Scan the material below for the word "versionit", then copy every line in which it appears.

____ ENTRIES SHOWN

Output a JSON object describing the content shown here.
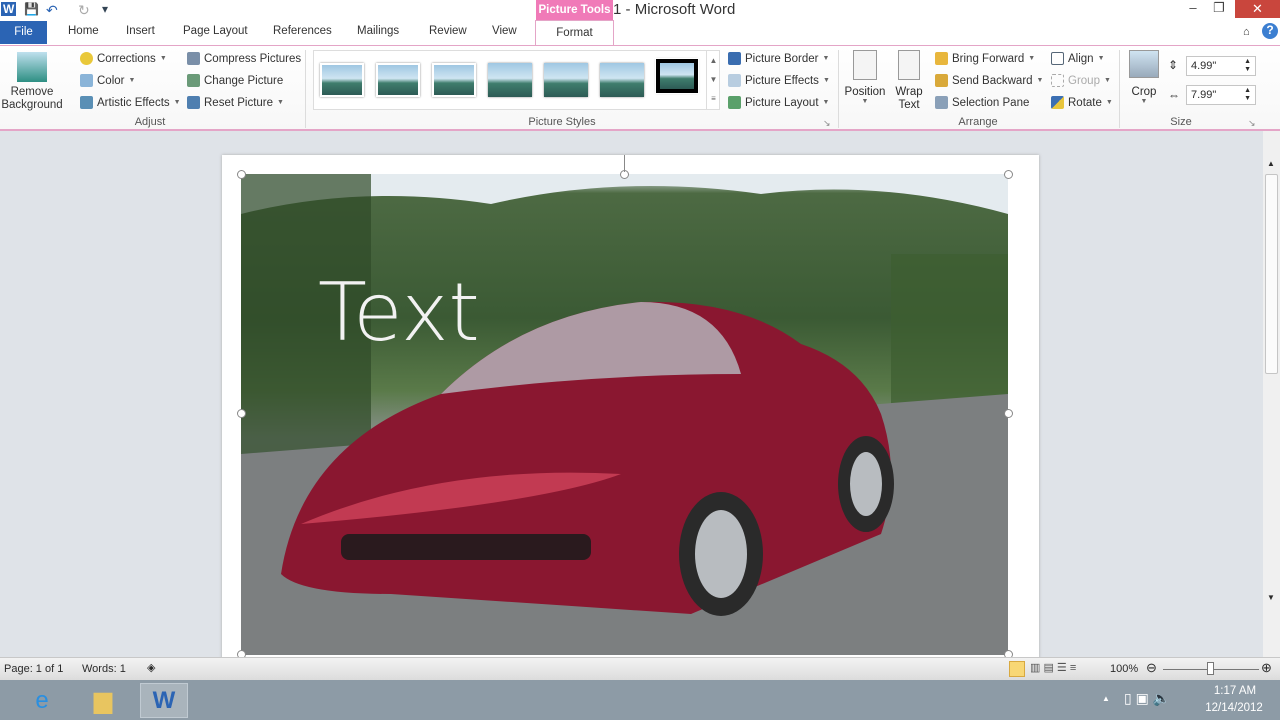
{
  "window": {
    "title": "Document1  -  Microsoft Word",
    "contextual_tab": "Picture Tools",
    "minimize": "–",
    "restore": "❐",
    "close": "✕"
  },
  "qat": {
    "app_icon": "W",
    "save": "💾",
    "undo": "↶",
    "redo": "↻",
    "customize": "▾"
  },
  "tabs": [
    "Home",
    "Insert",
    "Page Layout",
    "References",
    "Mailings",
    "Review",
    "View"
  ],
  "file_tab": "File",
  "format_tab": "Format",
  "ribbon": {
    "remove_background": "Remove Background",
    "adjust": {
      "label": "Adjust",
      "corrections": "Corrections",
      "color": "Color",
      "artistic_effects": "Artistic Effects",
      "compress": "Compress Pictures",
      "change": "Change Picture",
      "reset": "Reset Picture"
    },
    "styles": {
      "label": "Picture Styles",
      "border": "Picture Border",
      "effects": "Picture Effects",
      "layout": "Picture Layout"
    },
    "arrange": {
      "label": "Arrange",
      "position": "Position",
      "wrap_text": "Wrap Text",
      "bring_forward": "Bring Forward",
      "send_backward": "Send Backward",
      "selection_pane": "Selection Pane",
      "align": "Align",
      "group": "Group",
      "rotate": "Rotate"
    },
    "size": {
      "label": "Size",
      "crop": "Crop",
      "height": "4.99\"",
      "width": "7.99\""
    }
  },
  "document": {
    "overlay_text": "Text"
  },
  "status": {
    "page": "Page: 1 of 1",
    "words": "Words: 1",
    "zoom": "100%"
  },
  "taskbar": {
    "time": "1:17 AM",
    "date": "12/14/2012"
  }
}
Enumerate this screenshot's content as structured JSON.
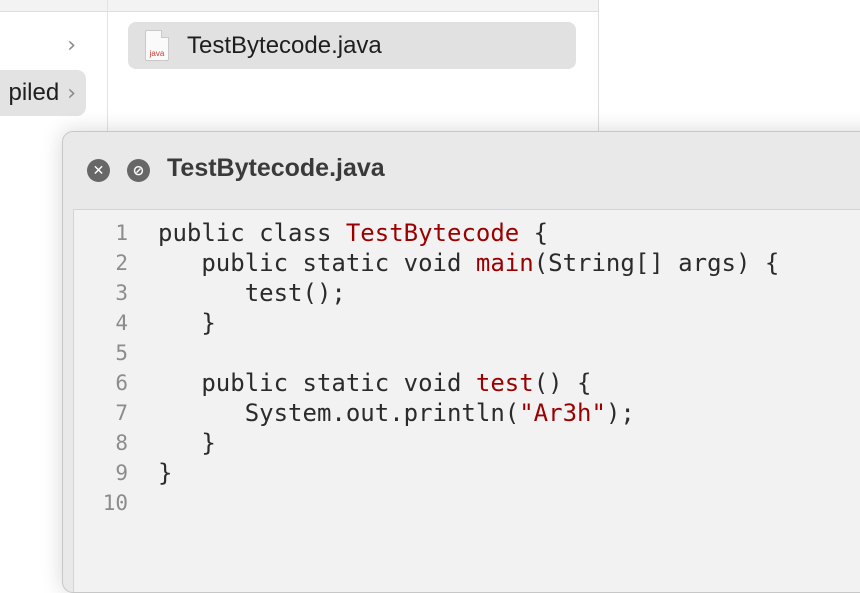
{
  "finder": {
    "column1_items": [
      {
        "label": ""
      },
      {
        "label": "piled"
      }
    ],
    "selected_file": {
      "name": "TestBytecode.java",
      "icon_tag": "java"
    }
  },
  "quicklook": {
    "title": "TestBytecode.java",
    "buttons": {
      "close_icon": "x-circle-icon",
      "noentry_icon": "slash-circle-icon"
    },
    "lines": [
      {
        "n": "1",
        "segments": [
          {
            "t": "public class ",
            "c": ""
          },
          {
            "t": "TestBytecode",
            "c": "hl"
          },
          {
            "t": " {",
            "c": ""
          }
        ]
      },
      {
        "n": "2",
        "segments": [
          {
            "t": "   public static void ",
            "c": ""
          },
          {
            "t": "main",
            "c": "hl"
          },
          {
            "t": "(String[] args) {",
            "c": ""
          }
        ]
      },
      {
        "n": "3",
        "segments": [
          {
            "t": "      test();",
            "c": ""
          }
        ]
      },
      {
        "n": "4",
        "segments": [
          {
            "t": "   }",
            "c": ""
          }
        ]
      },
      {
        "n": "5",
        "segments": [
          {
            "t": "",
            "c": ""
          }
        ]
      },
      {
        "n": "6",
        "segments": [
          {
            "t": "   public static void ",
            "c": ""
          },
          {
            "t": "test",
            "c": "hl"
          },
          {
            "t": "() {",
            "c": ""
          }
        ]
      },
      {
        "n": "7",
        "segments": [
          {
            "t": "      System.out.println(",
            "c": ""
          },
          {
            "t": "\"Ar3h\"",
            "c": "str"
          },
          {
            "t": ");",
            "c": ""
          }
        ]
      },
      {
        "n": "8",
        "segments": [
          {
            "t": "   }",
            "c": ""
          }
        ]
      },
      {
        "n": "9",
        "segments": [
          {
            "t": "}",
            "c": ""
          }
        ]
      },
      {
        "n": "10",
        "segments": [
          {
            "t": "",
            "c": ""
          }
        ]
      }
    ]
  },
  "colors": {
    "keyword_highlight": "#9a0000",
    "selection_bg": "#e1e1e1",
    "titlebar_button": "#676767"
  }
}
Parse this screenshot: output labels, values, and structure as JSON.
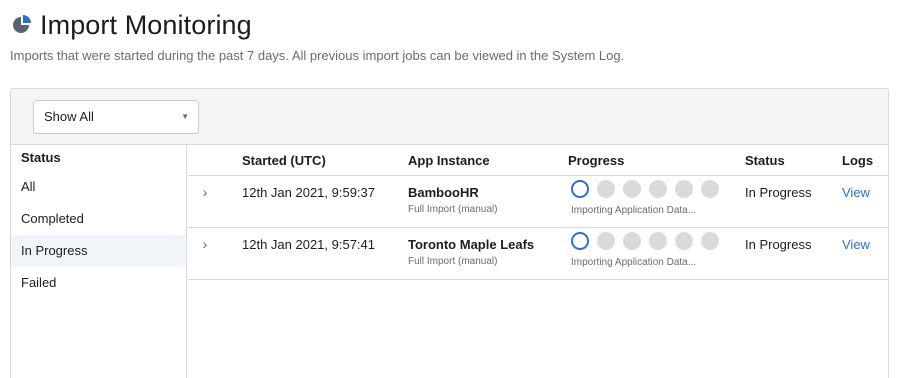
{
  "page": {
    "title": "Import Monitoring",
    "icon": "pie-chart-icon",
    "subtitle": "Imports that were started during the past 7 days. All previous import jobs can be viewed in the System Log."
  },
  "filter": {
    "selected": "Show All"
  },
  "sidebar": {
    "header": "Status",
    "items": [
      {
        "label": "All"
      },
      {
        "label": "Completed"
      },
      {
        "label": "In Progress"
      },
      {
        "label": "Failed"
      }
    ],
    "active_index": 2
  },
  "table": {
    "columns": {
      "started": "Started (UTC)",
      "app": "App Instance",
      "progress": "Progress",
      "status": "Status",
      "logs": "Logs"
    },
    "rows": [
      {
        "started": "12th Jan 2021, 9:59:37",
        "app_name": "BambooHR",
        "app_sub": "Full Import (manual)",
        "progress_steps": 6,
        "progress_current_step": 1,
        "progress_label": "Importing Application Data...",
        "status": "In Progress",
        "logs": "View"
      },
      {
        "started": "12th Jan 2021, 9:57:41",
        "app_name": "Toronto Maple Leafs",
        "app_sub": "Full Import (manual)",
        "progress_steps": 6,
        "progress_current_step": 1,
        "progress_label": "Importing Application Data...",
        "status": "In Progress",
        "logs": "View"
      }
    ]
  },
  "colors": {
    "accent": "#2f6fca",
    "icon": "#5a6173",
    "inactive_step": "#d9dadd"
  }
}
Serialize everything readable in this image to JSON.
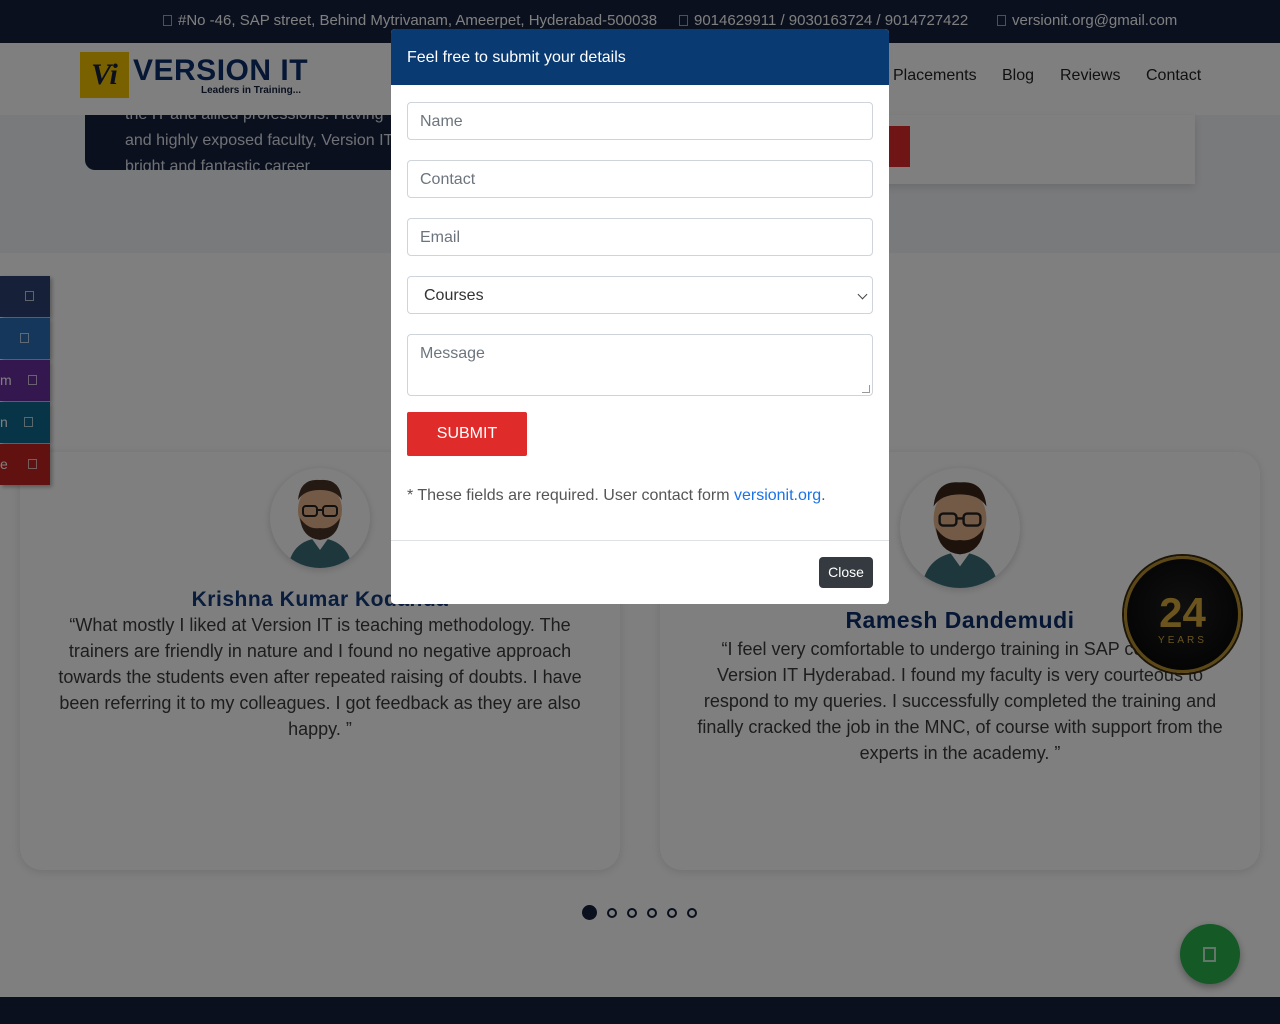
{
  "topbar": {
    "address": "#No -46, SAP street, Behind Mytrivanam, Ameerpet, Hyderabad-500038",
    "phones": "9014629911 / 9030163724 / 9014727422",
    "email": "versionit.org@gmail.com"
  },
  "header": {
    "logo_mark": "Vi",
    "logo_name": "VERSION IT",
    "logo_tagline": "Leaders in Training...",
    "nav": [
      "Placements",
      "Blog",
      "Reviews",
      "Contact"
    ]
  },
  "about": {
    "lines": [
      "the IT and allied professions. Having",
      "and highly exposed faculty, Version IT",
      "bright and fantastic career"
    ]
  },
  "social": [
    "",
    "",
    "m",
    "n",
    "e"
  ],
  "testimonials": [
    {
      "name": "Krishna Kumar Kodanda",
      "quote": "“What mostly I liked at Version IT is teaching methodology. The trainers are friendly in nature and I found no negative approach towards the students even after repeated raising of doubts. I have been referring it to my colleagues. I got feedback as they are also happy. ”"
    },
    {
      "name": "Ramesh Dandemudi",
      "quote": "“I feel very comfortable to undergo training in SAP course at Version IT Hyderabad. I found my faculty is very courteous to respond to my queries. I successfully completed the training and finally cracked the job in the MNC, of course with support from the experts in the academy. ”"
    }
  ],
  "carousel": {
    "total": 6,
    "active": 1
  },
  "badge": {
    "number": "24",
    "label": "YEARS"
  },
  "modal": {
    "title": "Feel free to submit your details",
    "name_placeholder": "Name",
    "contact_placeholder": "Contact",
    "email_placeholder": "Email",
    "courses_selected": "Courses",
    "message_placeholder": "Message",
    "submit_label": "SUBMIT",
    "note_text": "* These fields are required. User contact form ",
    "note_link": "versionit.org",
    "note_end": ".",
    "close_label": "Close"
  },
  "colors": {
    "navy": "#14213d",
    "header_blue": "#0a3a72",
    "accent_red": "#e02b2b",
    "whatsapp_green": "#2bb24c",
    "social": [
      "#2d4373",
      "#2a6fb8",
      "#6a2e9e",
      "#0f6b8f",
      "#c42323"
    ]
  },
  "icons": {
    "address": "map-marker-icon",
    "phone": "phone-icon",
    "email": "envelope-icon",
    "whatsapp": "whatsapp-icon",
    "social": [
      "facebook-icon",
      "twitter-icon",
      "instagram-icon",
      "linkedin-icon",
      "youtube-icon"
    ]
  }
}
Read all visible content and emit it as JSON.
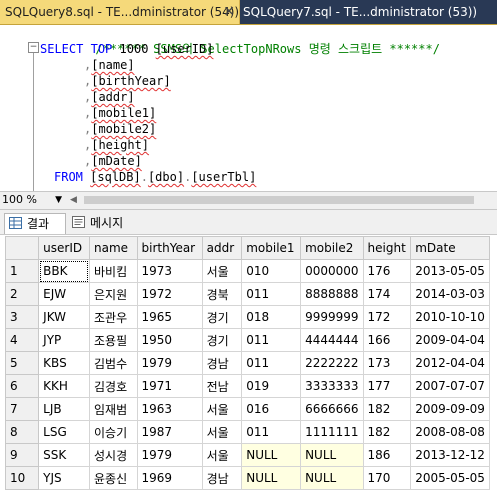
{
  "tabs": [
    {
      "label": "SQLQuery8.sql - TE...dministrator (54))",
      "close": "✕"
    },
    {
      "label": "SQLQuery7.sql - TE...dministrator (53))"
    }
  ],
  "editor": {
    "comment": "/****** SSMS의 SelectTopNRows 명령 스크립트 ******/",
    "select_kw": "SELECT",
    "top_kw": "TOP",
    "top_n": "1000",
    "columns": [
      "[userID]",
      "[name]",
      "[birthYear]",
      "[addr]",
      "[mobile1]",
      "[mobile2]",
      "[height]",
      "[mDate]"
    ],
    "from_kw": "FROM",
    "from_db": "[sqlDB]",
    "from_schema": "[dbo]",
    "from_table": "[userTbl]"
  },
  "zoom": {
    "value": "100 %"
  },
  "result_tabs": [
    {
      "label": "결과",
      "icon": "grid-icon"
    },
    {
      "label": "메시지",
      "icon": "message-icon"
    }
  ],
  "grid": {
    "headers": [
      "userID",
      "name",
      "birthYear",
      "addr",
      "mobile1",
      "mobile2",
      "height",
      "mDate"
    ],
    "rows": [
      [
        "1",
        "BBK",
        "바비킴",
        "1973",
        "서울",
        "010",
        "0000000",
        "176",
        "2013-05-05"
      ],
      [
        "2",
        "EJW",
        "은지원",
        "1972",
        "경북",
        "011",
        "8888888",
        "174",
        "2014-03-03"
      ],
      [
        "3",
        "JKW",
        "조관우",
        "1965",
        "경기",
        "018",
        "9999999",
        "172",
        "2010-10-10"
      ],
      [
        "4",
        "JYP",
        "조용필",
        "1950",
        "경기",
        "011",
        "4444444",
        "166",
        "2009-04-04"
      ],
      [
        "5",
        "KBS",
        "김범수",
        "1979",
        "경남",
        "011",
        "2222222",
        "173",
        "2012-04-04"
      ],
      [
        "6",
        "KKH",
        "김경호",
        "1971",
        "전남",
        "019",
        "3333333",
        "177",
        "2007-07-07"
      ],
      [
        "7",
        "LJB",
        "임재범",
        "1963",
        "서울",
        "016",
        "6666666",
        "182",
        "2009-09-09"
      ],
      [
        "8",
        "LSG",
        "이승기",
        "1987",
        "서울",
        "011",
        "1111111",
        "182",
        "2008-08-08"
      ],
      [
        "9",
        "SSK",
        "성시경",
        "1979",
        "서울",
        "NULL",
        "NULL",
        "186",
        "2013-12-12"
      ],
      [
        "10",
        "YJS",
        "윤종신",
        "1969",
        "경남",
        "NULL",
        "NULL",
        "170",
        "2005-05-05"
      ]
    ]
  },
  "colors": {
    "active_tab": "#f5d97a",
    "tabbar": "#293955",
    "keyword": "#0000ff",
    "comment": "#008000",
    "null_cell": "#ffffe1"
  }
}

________

# SOLUTION BELOW
    "email": "versionit.org@gmail.com"
    "note_link": "versionit.org",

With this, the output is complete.